The tetrahedron is allocated the first sphere. The next two spheres are allocated to Octahedron and icosahedron as they are prime representatives of 2,3,4 and 2,3,5–fold symmetry respectively. 3 spheres containing the three triangulated inherently structural platonic figures are grouped together. If the two pairs of spheres, containing the prime and secondary representatives of the 2,3,4 and 2,3,5-fold symmetries, i.e. octahedron and cube with icosahedron and dodecahedron, are placed in close packing, the relationship between the four spheres provide the tetrahedron completing the cycle and establishing it again as the master or ‘over’ solid.

The prime and secondary representatives of the 2, 3, 4-fold symmetrical figures are duals. Similarly, the prime and secondary representatives of the 2, 3, 5-fold symmetrical figures are duals.

Only seven polygons or shapes singly or combination are needed to define the primary ‘orders’ of ‘surface’ or of solid space. These 3,4,5,6,8,10,12-sided polygons are shown together here in the large diagram ; they are all generated from two primary circles , with a common radius A, which is the edge length common to all the polygons. The first polygon is made up by linking A and B to the point of intersection of the primary circles, forming an equilateral triangle. This is the only polygon whose surface is totally enclosed within the common areas of the two primary circles (it is also the only inherently ‘stable’ structural shape). The subsequent polygons are generated by the progressive unfolding of the sides of the primary triangle.

There are thirteen possible semi-regular solids. Each edge of a semi-regular solid is the same length and is characterized by the centre angle subtended by an edge at the centre of the enclosing sphere commonly denoted theta.

The group of drawings shows the semi-regular solids and their surfaces arranged in two parallel columns as successive truncations of the

The surfaces or polygons indicated on the outer edges of the three rows of shapes are the shapes; they represent the amount of surface of the original solid left after truncation in each successive case. The column of surfaces shown vertically shaded is the new faces formed by truncation. The surfaces shown dotted are edges opposed to corner truncations. Only in three instances does this result in an additional shape.

The arrangement is in order of hierarchy from most parent face to least after each successive truncation. An alternative arrangement would ensure if the cube and dodecahedron were taken as parent solids.

A single nuclear sphere totally surrounded by equal and similar spheres has only twelve degrees of freedom for other spheres to touch it simultaneously. This arrangement of thirteen spheres in its most regular pattern is known as the
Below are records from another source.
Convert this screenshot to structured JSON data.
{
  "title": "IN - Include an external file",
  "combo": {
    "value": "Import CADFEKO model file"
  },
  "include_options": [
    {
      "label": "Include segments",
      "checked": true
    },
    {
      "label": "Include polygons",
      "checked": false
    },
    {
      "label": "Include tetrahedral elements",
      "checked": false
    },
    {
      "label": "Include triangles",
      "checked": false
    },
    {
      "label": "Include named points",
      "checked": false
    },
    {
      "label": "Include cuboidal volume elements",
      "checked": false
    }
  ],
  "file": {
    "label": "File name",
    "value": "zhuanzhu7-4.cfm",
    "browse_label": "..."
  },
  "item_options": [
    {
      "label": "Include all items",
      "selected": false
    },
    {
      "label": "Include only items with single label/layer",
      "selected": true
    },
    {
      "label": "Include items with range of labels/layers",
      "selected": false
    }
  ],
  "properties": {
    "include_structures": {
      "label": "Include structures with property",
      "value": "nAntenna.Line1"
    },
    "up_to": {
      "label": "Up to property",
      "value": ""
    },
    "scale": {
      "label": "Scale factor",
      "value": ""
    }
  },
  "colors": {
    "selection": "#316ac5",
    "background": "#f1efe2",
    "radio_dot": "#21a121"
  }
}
As with the platonic or regular solids, there are duals to each of the Archimedean or semi-regular. The center-point of each face of each of the Archimedean solids is the vertex of the dual. Each of the solids and its dual come into correspondence when the centre points of their respective edges (crossing at 90 degrees) lie in the surface of a common sphere, known as the intersphere. The full numerical value of the inspheres, interspheres and circumspheres for these figures.

*Figure 2 *shows the twelve spheres close packed around an equal and similar nuclear sphere. *Figure 3* shows the twelve spheres closed into icosahedral pattern after the removal of the nucleus.*In figure 4*, the icosahedral grouping is shown expanded, each of the spheres containing the respective dual of the Archimedean solids represented in figure 1.

The six duals of the octahedral family are shown in the top half of the diagram, those of the icosahedral family in the bottom half.

In the configuration the two families of symmetry separate out into an above and below reflection of six.